Completed my Goodreads book challenge goal in 2019 of reading 35 books! Actually read a total of 43, but some are best left forgotten. Below are my top picks for the last two months of that shockingly longgggg year:
The Library of the Unwritten
by A.J. Hackwith
Reason for Reading: Loved the concept of the book
“A lie. A dream. Good stories are both.”
I came across the Library of the Unwritten from a Goodreads recommendation and instantly fell in love with its description. The story follows Claire who is the Head Librarian of the Unwritten Wing, a neutral space in Hell’s domain that houses all the works never finished by writers. When stories become restless from residing too long in the wing they can materialize and try to escape, which means Claire must go and find them as well as restore their books as escaping causes damage to the volumes.
When Claire goes after what seems like a usual “Hero” character simply trying to find its author, she gets more than she bargained for.
This is one of the best fantasy books I’ve read in recent years, particularly in the young adult genre. It’s witty, captivating, and tense. Usually I can see a lot of the turns coming in these types of books, but even when I did that here I didn’t care. I cannot wait to read the rest and hope that Hackwith can keep their momentum for however long the series lasts.
Its sequel the Archive of the Forgotten should be out in October 2020.
A Ladder to the Sky
by John Boyne
Reason for Reading: November BOTM pick (previous release that I chose instead)
“Perhaps it would be a good idea if everyone just stopped writing for a couple of years and allowed readers to catch up.”
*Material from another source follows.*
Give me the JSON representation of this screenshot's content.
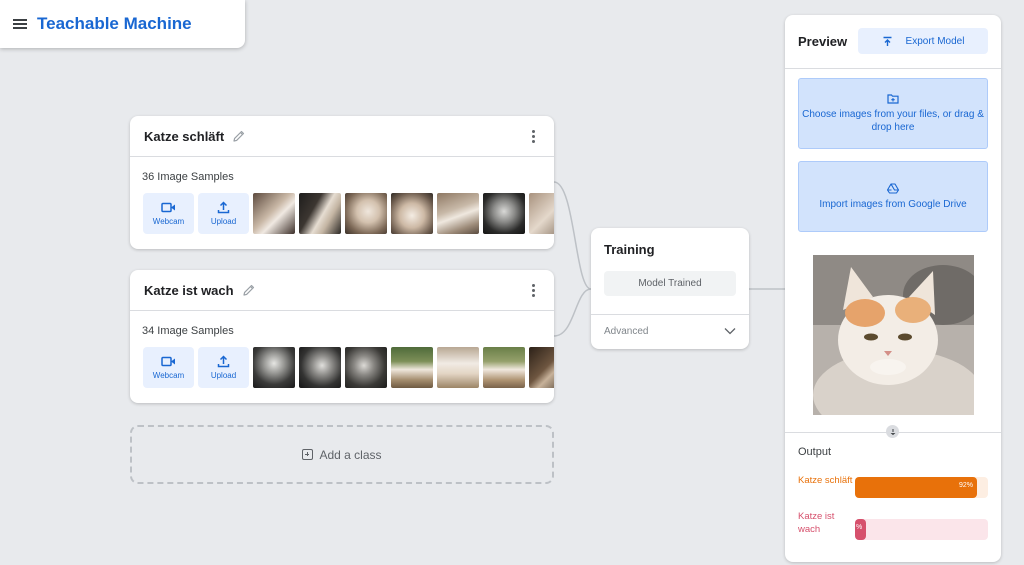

Ladder to the Sky follows the story of Maurice Swift, a man driven solely by ambition. All Swift cares about is becoming a world renowned author believing that fame will make him immortal. It will leave an indelible mark on history and make him important like all the writers he so loves. The thing is Maurice is already loved, he is the apple of everyone’s eye being beautiful and mysterious. He catches the eye of one writer Erich Ackermann who pours his life story into Maurice. Which Maurice then takes and makes into a novel called “Two Germans.” You find this out from a section told by Ackermann, and each section of the book is told by one of Swift’s “victims.” An individual who knew Swift and was somehow wronged by him.
Boyne really delves into a story about a man who is willing to stop at nothing to get what he wants, but can’t be truly satisfied by what he gets. Maurice has a way with words, but he has no creativity. No stories, no ideas, nothing flows from his mind. Everything that he writes has to be gotten from other sources, and that writers block forces him to make excuses for whatever behavior he exhibits. Yet Boyne makes no excuses for his behavior, he simply shows us it.
It’s a comic novel with lots of depth that drags you in and keeps you wanting more. I won’t sugar coat that there are several sections that I felt dragged or could’ve been cut. Of the three books highlighted it’s definitely the weakest, but even being the weakest it packs a punch.
The Storied Life of A.J. Fikry
by Gabrielle Zevin
Reason for Reading: Recommended to me
“We are not quite novels.
We are not quite short stories.
In the end, we are collected works.”
This easily became one of my favorite books of all time. A.J. Fikry’s wife passed away and he’s running a failing bookstore in a small town on Alice Island. One evening a precious copy of Edgar Allen Poe’s “Tamerlane” goes missing from his home, and soon after a young girl is left in his stacks in its place.
Originally A.J. thinks of giving her up, but soon decides that this is his chance for something more and the rest is left to be discovered. The book just breezes by. The dialogue is stellar, the prose just flows like water. Zevin has a way of showing a love of books and a love of those we care about in a way that I haven’t seen in a long time. I finished this book in a day and that rarely happens with me. It’s entertaining, but it’s content is so deep.
Check all these out! I think they’re definitely worth your time! Hoping to do some more in-depth book reviews soon and will catch you up on my January/February reads soon as well.